In 1856 Ingram became the Liberal candidate in a by-election in his home town of Boston. With help from his friends Mark Lemon and Douglas Jerrold at Punch, and from the team at The Illustrated London News, Ingram advocated a policy of social reform. He told the people of Boston they needed a "representative who is at once the product and the embodiment of the progressive spirit of the age". The electorate responded to Ingram's message and he won an overwhelming victory. However, several daily newspapers attacked Punch and The Illustrated London News for the part they had played in Ingram's victory.
He continued his campaign for social reform in the British House of Commons until his death four years later.
Ingram was instrumental in bringing the railways to Boston, which forged new links with other parts of the country and got the town on track for a new era of growth. He also played a major part in supplying fresh piped water to the town, a move which was met with rejoicing and brass bands when the taps were turned on for the first time.
Death and legacy
In 1860 Ingram went to the U.S.A. with his eldest son to obtain material for The Illustrated London News. On 8 September, they were aboard the Lady Elgin on Lake Michigan when the ship was sunk after colliding with another vessel. Herbert Ingram, his son, and hundreds of other passengers were drowned. Herbert was bought back to Boston for burial in the cemetery on Horncastle Road, Boston. His son's body was never found and identified and probably buried in an unmarked grave in Winnetka near Chicago. Another son of Ingram, William took over the newspaper, was also MP for Boston and became a baronet.
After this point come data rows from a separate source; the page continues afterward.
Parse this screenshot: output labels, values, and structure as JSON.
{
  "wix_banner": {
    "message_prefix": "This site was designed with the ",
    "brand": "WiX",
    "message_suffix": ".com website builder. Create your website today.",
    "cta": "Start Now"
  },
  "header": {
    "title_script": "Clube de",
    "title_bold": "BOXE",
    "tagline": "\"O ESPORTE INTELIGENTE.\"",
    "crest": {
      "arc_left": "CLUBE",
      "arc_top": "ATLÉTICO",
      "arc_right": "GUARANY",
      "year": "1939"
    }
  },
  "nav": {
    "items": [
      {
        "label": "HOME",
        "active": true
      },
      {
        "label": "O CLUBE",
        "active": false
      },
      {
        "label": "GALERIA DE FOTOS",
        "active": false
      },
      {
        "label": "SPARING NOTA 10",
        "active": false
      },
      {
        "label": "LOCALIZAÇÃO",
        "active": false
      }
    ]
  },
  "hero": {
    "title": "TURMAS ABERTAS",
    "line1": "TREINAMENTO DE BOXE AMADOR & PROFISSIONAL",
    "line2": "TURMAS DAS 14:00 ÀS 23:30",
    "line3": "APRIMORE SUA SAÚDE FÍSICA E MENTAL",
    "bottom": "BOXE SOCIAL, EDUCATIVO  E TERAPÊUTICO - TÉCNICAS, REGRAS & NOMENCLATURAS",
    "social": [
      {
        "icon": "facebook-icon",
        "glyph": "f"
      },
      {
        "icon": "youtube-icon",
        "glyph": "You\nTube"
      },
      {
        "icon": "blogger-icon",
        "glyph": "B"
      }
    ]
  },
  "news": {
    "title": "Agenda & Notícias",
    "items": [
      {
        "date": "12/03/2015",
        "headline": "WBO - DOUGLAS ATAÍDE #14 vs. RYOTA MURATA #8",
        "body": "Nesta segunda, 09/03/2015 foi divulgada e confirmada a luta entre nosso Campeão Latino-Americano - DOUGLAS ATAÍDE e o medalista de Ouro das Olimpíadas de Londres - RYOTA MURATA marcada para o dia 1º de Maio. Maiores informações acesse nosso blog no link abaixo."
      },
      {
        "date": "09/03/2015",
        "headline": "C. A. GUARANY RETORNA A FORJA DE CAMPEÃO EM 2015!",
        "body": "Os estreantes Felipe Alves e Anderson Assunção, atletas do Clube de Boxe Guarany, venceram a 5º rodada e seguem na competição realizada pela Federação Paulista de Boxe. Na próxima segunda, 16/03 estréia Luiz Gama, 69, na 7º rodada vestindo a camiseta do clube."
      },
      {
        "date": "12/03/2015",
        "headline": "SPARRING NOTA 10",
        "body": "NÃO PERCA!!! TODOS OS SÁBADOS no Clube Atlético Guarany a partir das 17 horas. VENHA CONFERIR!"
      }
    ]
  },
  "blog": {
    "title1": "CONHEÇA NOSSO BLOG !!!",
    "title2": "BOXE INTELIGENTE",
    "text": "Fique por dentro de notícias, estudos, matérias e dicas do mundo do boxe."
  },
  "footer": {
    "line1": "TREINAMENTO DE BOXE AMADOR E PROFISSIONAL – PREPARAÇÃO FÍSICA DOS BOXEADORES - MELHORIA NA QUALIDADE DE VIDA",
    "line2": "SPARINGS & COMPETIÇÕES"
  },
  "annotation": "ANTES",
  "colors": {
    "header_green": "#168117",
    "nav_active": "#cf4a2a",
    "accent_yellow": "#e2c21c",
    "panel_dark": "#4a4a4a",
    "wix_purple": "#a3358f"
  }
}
There is a statue of Ingram in the Market Place in Boston in front of St. Botolph's Church (Boston "Stump"). The statue was designed by Alexander Munro (sculptor) and was unveiled in October 1862. The allegorical figure at the base of the monument is a reference to Ingram's efforts to bring the first piped water to the town.
- The Oxford Book of National Biography – September 2004, quoted on The Early History of The Illustrated London News
- Hansard 1803–2005: contributions in Parliament by Herbert Ingram
- Works by or about Herbert Ingram in libraries (WorldCat catalog)
- Herbert Ingram - Lincolnshire County Council
|Parliament of the United Kingdom|
Benjamin Bond Cabbell and
|Member of Parliament for Boston
With: Meaburn Staniland 1859–1860
John Wingfield Malcolm and